#### [DATA RECORDS]
══════════

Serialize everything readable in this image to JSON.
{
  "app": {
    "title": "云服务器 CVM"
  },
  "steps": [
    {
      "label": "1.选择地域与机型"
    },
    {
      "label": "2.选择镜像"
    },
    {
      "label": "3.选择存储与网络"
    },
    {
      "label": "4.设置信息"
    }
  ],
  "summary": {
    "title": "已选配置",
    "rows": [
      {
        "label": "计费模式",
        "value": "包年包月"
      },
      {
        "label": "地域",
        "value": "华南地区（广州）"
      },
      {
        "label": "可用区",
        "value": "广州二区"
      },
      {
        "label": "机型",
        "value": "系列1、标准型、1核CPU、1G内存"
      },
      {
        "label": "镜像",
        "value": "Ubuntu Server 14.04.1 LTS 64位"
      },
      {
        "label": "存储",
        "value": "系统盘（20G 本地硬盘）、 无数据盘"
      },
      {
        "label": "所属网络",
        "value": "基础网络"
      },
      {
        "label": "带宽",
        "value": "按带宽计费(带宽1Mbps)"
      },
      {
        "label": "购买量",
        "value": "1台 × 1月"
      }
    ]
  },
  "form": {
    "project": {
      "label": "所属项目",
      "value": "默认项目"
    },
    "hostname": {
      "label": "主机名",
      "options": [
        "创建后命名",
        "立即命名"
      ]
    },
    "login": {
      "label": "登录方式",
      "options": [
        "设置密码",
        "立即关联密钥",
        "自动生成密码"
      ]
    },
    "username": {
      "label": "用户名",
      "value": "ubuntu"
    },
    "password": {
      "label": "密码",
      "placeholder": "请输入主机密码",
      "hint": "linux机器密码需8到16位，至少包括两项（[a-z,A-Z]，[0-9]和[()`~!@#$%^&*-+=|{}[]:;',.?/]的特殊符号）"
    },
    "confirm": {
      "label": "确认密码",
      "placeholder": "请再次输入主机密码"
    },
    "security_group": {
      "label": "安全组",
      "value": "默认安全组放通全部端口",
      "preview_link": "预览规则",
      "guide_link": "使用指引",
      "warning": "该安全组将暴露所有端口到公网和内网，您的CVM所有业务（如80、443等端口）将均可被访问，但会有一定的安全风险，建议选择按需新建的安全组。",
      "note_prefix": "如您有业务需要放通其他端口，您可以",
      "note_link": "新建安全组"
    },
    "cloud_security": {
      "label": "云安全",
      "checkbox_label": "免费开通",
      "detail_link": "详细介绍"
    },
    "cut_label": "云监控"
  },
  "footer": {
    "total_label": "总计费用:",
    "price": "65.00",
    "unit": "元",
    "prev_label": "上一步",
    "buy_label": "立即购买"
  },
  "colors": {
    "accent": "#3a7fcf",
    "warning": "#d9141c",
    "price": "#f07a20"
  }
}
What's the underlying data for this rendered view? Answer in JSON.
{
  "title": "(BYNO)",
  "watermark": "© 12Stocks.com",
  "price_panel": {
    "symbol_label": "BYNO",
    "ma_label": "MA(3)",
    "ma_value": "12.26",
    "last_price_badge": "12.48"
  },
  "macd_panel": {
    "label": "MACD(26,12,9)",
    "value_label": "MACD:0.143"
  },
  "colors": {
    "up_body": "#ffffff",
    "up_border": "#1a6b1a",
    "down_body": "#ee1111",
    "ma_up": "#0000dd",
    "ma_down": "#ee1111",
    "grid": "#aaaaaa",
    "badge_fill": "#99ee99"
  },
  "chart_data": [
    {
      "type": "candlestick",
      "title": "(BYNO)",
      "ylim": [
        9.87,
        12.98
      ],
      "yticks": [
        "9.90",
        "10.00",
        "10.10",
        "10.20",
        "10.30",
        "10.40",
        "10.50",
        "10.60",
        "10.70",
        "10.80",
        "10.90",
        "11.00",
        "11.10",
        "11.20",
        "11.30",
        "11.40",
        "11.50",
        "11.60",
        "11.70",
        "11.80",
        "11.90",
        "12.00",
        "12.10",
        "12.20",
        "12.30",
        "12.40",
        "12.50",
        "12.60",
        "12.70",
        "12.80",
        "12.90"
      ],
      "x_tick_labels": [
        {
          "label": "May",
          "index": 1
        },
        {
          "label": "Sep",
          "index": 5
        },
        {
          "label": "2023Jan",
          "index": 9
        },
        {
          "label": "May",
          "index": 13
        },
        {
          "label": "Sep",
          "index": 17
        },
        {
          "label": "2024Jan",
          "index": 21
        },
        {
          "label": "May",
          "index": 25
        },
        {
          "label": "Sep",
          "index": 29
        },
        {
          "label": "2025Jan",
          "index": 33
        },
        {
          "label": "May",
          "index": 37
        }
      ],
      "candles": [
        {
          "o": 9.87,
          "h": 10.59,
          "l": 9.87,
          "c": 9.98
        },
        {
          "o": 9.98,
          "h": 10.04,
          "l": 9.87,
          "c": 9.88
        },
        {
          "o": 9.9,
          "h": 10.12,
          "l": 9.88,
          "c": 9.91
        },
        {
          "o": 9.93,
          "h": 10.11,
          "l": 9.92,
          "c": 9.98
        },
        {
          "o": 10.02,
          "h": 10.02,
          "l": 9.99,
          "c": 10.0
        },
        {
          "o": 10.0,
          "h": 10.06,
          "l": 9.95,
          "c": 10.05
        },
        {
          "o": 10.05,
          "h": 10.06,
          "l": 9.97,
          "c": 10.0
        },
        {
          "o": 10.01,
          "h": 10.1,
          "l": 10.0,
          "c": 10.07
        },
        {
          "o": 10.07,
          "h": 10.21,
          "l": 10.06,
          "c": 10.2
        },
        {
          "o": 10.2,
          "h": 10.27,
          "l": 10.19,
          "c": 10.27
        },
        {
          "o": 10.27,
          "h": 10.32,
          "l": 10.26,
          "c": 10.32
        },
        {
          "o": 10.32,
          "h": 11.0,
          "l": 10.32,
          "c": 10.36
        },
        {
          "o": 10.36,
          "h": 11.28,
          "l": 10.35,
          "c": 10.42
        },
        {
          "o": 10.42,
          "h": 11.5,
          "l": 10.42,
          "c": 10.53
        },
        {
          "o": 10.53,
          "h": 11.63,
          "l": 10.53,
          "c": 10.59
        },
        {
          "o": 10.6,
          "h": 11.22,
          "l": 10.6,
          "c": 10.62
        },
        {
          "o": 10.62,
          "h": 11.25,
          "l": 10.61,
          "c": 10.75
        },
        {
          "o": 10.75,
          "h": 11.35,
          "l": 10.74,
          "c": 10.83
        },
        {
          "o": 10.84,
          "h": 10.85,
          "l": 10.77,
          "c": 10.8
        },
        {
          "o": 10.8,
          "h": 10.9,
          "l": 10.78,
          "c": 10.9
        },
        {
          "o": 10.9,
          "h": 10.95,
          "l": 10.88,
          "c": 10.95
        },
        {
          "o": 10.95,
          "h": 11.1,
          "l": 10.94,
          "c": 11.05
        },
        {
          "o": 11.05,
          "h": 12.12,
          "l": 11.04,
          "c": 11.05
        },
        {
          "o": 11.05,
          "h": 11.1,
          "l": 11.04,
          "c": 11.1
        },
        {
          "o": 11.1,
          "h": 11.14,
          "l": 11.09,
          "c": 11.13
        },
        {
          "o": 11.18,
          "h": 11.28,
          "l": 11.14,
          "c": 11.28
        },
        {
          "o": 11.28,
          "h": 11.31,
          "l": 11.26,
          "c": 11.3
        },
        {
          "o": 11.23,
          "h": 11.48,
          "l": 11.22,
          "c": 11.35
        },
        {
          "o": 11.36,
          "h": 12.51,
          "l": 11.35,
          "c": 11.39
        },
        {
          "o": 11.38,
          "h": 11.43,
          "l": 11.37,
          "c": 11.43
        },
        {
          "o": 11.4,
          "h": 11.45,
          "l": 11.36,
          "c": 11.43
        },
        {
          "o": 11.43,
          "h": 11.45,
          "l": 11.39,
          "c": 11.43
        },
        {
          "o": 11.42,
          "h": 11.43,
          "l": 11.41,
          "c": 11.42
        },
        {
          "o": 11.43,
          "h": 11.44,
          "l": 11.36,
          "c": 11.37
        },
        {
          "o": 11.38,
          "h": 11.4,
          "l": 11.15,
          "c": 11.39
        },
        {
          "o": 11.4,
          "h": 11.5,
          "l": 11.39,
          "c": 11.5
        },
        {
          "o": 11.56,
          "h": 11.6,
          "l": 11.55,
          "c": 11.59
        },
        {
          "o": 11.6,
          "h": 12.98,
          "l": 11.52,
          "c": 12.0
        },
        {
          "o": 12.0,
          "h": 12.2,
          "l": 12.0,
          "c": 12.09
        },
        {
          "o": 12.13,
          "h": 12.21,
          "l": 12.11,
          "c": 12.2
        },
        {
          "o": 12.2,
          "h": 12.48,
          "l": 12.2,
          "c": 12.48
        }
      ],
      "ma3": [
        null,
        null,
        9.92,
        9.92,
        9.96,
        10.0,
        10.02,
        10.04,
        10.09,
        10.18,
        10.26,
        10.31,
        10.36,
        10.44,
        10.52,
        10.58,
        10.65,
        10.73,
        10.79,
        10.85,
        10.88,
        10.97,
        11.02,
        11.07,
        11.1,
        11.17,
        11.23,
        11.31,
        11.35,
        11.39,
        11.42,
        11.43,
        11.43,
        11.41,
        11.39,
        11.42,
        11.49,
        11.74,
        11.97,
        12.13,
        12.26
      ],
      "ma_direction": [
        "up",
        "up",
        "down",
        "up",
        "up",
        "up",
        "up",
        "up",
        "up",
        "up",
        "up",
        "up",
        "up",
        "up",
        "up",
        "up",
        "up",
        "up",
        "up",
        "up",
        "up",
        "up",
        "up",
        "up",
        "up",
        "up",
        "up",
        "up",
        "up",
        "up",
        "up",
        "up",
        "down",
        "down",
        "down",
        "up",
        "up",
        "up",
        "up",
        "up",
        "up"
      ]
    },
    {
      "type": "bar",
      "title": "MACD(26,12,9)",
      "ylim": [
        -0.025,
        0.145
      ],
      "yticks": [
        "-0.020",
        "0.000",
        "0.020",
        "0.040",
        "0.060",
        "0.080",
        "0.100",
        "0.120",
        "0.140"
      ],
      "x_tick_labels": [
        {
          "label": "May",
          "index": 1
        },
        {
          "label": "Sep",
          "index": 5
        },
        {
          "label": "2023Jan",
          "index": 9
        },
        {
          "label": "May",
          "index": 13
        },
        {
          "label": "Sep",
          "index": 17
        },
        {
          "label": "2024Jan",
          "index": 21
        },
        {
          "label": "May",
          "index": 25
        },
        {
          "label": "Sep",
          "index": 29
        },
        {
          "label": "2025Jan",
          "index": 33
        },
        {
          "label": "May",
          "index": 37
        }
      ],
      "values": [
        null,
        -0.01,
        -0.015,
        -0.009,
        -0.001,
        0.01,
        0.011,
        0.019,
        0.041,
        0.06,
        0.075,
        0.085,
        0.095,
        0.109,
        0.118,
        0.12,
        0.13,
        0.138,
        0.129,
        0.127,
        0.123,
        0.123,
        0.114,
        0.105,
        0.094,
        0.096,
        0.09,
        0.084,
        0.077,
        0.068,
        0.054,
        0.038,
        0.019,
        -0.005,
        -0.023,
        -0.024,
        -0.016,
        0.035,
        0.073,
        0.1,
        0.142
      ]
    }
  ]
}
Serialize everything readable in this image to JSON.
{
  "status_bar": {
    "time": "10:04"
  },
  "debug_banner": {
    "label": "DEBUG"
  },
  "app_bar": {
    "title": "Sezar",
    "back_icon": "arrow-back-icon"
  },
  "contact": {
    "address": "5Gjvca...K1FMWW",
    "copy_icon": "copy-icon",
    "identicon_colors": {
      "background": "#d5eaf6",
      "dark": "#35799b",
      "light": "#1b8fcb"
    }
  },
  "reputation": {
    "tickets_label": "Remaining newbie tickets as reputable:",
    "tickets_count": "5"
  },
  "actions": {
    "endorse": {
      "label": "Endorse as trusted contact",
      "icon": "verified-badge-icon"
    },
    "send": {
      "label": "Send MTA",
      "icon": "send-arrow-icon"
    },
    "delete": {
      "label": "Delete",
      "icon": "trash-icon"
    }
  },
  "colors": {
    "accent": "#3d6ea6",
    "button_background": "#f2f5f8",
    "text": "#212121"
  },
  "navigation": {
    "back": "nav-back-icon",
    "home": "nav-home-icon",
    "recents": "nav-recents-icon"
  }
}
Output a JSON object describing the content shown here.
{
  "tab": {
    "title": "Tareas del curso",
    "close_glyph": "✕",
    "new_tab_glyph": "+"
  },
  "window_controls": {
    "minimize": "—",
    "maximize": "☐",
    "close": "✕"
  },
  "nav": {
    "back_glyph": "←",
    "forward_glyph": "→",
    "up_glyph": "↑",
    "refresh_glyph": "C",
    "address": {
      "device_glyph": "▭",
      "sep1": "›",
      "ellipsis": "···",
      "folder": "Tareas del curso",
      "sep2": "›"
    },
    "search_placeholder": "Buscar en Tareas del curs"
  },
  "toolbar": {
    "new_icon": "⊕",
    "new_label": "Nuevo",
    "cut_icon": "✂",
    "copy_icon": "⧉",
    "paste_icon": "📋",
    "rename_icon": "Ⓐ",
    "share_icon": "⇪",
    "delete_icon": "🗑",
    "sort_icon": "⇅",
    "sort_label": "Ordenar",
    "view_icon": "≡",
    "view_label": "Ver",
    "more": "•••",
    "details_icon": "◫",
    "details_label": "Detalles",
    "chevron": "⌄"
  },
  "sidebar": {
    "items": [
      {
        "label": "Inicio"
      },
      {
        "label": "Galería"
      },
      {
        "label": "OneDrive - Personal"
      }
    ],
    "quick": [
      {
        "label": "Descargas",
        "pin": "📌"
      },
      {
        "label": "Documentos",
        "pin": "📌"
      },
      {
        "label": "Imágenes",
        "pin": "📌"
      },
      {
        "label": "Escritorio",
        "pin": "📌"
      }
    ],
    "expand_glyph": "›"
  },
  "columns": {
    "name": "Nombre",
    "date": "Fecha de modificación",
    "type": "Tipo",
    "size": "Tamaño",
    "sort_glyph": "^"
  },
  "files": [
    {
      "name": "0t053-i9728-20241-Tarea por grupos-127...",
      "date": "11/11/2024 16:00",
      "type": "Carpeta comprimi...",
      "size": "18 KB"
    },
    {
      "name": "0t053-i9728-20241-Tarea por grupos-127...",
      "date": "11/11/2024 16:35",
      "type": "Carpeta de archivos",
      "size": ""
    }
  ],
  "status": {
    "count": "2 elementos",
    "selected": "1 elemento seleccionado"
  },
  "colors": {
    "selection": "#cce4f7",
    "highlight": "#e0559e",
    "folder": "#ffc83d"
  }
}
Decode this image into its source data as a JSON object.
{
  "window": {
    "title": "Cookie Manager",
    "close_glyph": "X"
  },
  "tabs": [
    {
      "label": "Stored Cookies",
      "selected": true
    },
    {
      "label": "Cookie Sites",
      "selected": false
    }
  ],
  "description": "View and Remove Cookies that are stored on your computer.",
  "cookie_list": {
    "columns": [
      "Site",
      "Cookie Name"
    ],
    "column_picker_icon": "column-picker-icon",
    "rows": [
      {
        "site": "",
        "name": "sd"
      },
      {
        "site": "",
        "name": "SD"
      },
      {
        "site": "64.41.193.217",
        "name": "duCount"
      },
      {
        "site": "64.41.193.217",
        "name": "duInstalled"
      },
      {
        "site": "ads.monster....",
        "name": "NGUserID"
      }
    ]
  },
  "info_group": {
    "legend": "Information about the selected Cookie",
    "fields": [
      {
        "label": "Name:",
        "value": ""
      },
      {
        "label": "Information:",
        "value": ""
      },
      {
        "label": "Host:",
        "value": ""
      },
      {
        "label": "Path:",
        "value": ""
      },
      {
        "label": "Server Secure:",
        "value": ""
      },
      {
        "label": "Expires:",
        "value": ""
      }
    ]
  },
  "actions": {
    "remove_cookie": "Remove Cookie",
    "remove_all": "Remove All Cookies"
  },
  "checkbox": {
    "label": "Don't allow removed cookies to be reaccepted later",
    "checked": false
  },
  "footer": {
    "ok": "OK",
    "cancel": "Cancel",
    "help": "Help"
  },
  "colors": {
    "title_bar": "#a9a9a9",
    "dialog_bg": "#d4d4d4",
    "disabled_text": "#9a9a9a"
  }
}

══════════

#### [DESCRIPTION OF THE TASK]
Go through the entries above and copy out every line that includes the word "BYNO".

#### [RESULT OF THE EXERCISE]
  "title": "(BYNO)",
    "symbol_label": "BYNO",
      "title": "(BYNO)",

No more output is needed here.